The first speaker, Nasimeh Bahrayni, a Guilford alum, discussed her intensive work with sustainability and education; her inclusion of rapping, performance art and scripted acts are all apart of her motivation to teach young children about recycling, healthy eating and a healthy life. Bahrayni showed us a video and many photos of her experience while working with children and gave examples of the events that she was involved in. Another project that was presented was her “To Be Human” project where individuals write on a piece of paper what being a human is. Cards, slips of paper and drawings were passed around which all had a simple text, typed on a typewriter, that said, “What does it mean to be human?” Below this question were all kinds of hilarious, existential and thoughtful drawings, sentences or phrases where individuals displayed what they believed the answer was. My personal favorite was a brown piece of paper, probably from a paper grocery bag, that simply had a stick figure with a flower growing out of its head, while another had a cut out image of monks eating at a IHOP or some other breakfast establishment. The concept is a great interactive piece and Bahrayni hopes to post the images online eventually.

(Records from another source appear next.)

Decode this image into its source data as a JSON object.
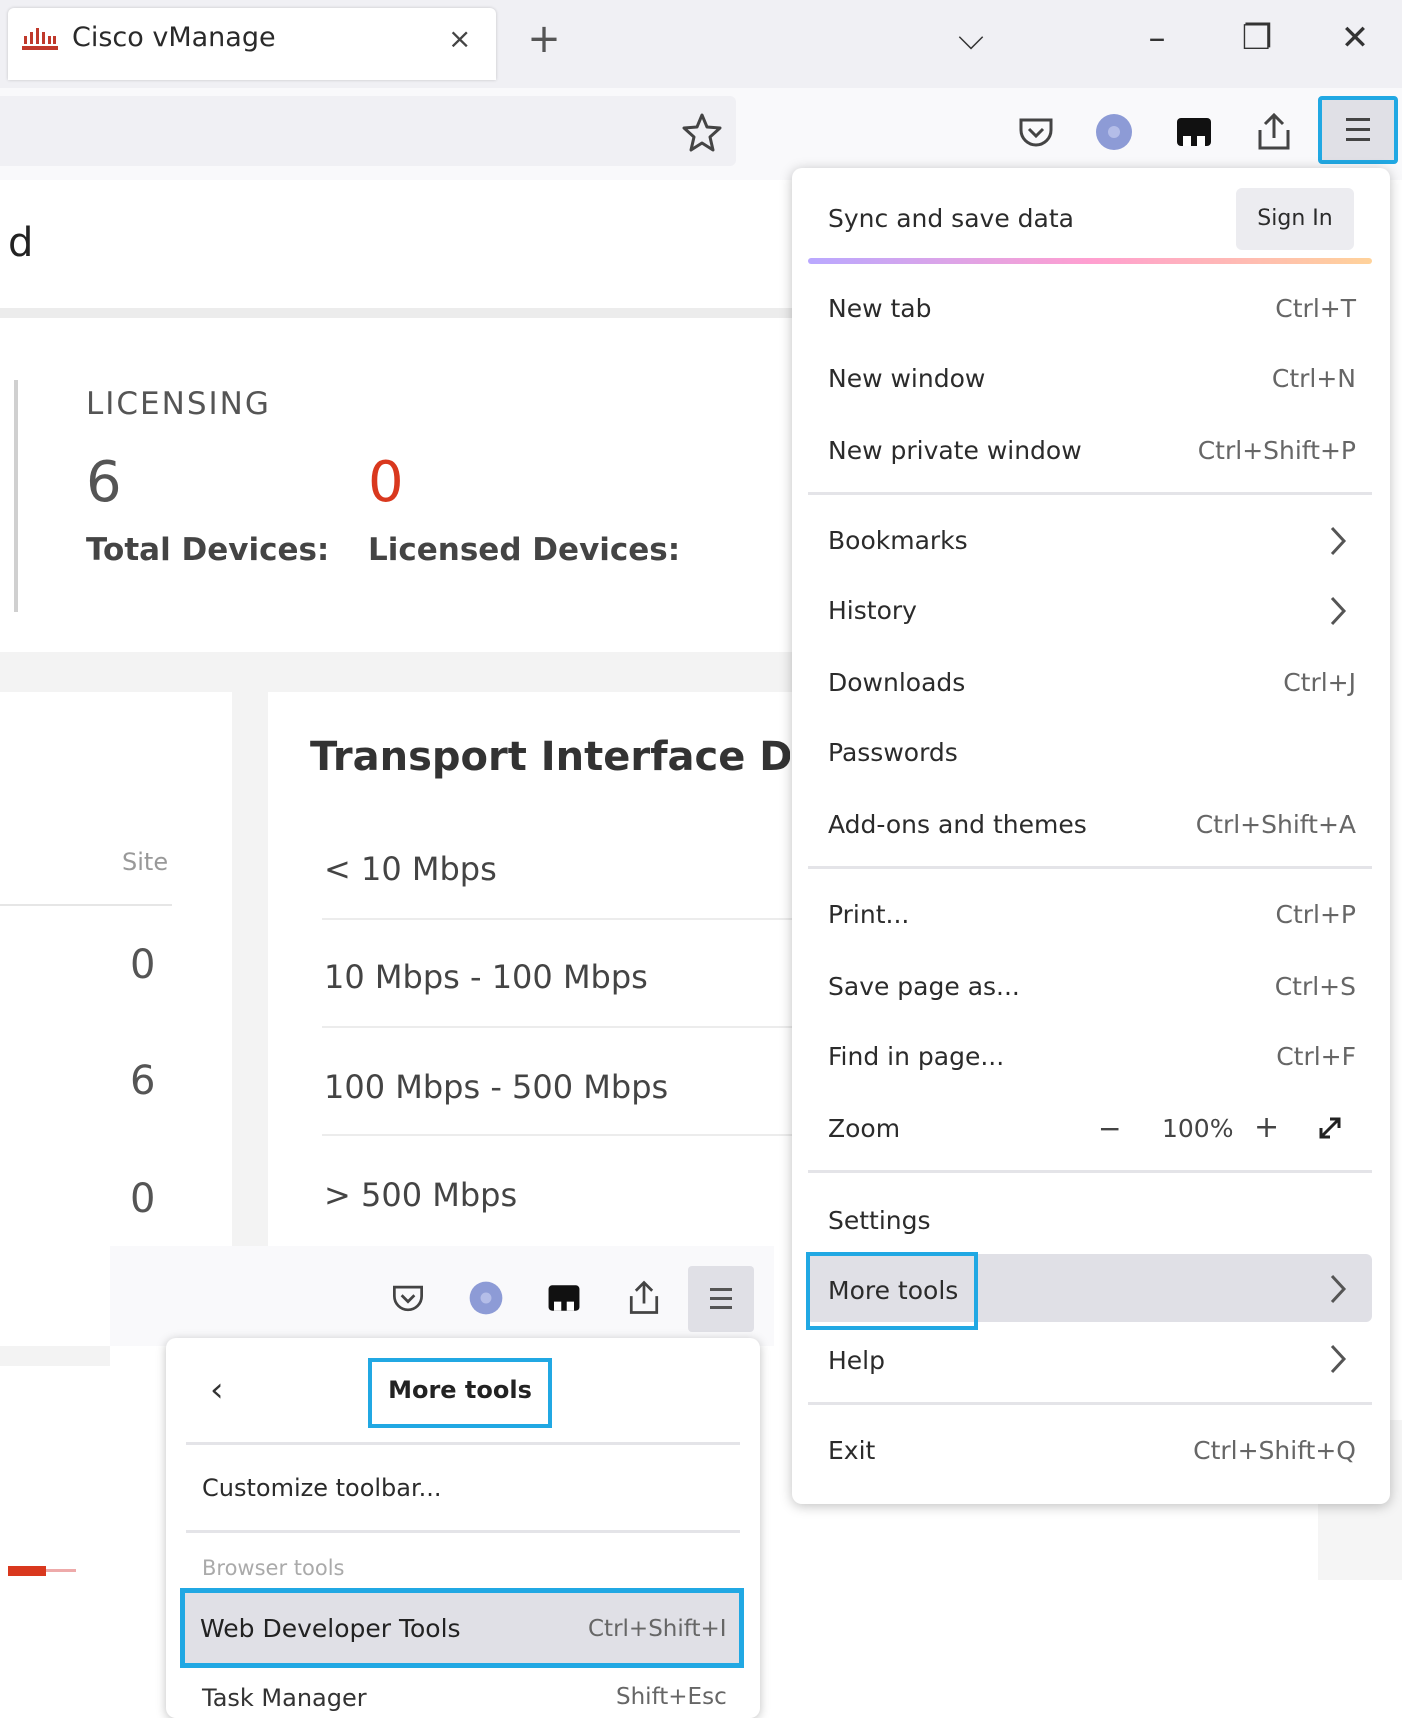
{
  "browser": {
    "tab_title": "Cisco vManage",
    "tab_close": "×",
    "new_tab": "+",
    "list_all_tabs": "⌵",
    "minimize": "–",
    "restore": "❐",
    "close_window": "✕",
    "accent_color": "#21a8e3"
  },
  "page": {
    "partial_title": "d",
    "licensing": {
      "heading": "LICENSING",
      "total_value": "6",
      "total_label": "Total Devices:",
      "licensed_value": "0",
      "licensed_label": "Licensed Devices:"
    },
    "site": {
      "header": "Site",
      "values": [
        "0",
        "6",
        "0"
      ]
    },
    "transport": {
      "title": "Transport Interface Distri",
      "rows": [
        "< 10 Mbps",
        "10 Mbps - 100 Mbps",
        "100 Mbps - 500 Mbps",
        "> 500 Mbps"
      ]
    }
  },
  "app_menu": {
    "sync_label": "Sync and save data",
    "sign_in": "Sign In",
    "items": [
      {
        "label": "New tab",
        "shortcut": "Ctrl+T"
      },
      {
        "label": "New window",
        "shortcut": "Ctrl+N"
      },
      {
        "label": "New private window",
        "shortcut": "Ctrl+Shift+P"
      },
      {
        "label": "Bookmarks",
        "shortcut": ""
      },
      {
        "label": "History",
        "shortcut": ""
      },
      {
        "label": "Downloads",
        "shortcut": "Ctrl+J"
      },
      {
        "label": "Passwords",
        "shortcut": ""
      },
      {
        "label": "Add-ons and themes",
        "shortcut": "Ctrl+Shift+A"
      },
      {
        "label": "Print...",
        "shortcut": "Ctrl+P"
      },
      {
        "label": "Save page as...",
        "shortcut": "Ctrl+S"
      },
      {
        "label": "Find in page...",
        "shortcut": "Ctrl+F"
      },
      {
        "label": "Zoom",
        "shortcut": ""
      },
      {
        "label": "Settings",
        "shortcut": ""
      },
      {
        "label": "More tools",
        "shortcut": ""
      },
      {
        "label": "Help",
        "shortcut": ""
      },
      {
        "label": "Exit",
        "shortcut": "Ctrl+Shift+Q"
      }
    ],
    "zoom": {
      "minus": "−",
      "level": "100%",
      "plus": "+"
    }
  },
  "more_tools_panel": {
    "back": "‹",
    "title": "More tools",
    "customize": "Customize toolbar...",
    "section_label": "Browser tools",
    "web_dev_label": "Web Developer Tools",
    "web_dev_shortcut": "Ctrl+Shift+I",
    "task_manager_label": "Task Manager",
    "task_manager_shortcut": "Shift+Esc"
  }
}
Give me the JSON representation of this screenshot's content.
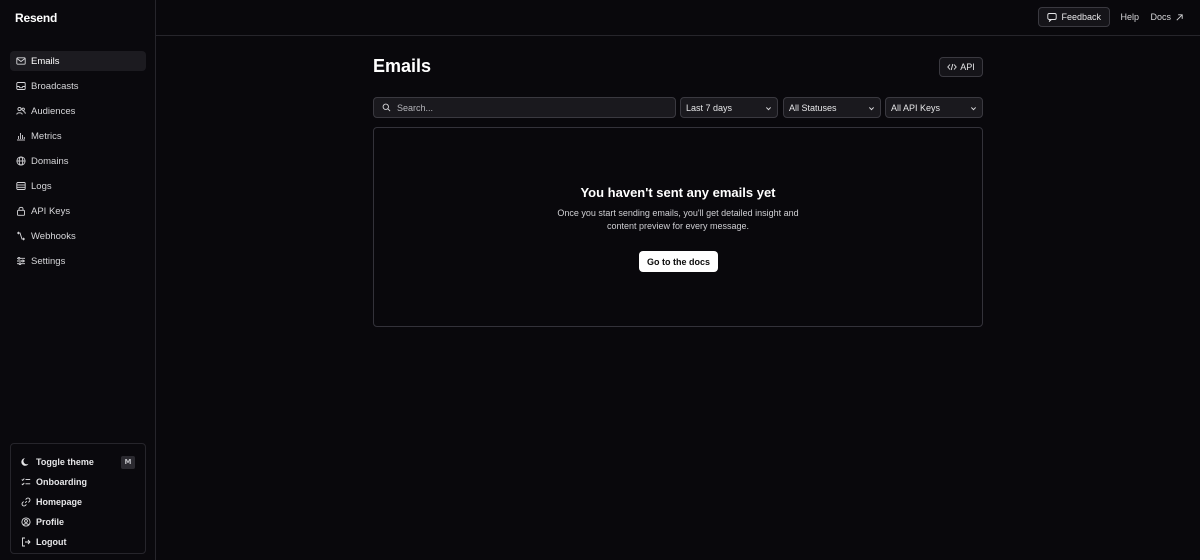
{
  "app": {
    "brand": "Resend"
  },
  "sidebar": {
    "items": [
      {
        "label": "Emails",
        "icon": "mail-icon",
        "active": true
      },
      {
        "label": "Broadcasts",
        "icon": "inbox-icon"
      },
      {
        "label": "Audiences",
        "icon": "users-icon"
      },
      {
        "label": "Metrics",
        "icon": "bar-chart-icon"
      },
      {
        "label": "Domains",
        "icon": "globe-icon"
      },
      {
        "label": "Logs",
        "icon": "list-icon"
      },
      {
        "label": "API Keys",
        "icon": "lock-icon"
      },
      {
        "label": "Webhooks",
        "icon": "webhook-icon"
      },
      {
        "label": "Settings",
        "icon": "sliders-icon"
      }
    ],
    "bottom": {
      "toggle_theme": "Toggle theme",
      "toggle_shortcut": "M",
      "onboarding": "Onboarding",
      "homepage": "Homepage",
      "profile": "Profile",
      "logout": "Logout"
    }
  },
  "topbar": {
    "feedback": "Feedback",
    "help": "Help",
    "docs": "Docs"
  },
  "main": {
    "title": "Emails",
    "api_button": "API",
    "search_placeholder": "Search...",
    "filters": {
      "date": "Last 7 days",
      "status": "All Statuses",
      "api_keys": "All API Keys"
    },
    "empty": {
      "title": "You haven't sent any emails yet",
      "desc_line1": "Once you start sending emails, you'll get detailed insight and",
      "desc_line2": "content preview for every message.",
      "button": "Go to the docs"
    }
  },
  "colors": {
    "background": "#09080c",
    "border": "#26252b",
    "active_item": "#1c1b20",
    "primary_button": "#ffffff"
  }
}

The next artist, Carmen Tiffany, hails from Wyoming and is currently located in Miami. Her work focused on teenagers and children and their involvement and fascination with popular culture. She described her past in Wyoming and how teenagers would collect magazine clippings of items they hoped to own but would instead paste the clippings on their wall and live through the image. Tiffany is doing things and she’s doing a lot of it. She showed us images of her ceramic sculpture pieces, her video/animations, she also spent some time building a real life playhouse and is currently creating drawings that are directed towards “garbage media”. Initially, her work stemmed from the creation of her characters who are anthropomorphic/children/teenagers/toddlers…which all have the amazing names like “Little Miss Moonshine”. The common thread in all of her work includes these characters which she works into her neon, childlike, dream world.
Check out Carmen’s sweet work here: http://www.carmentiffany.com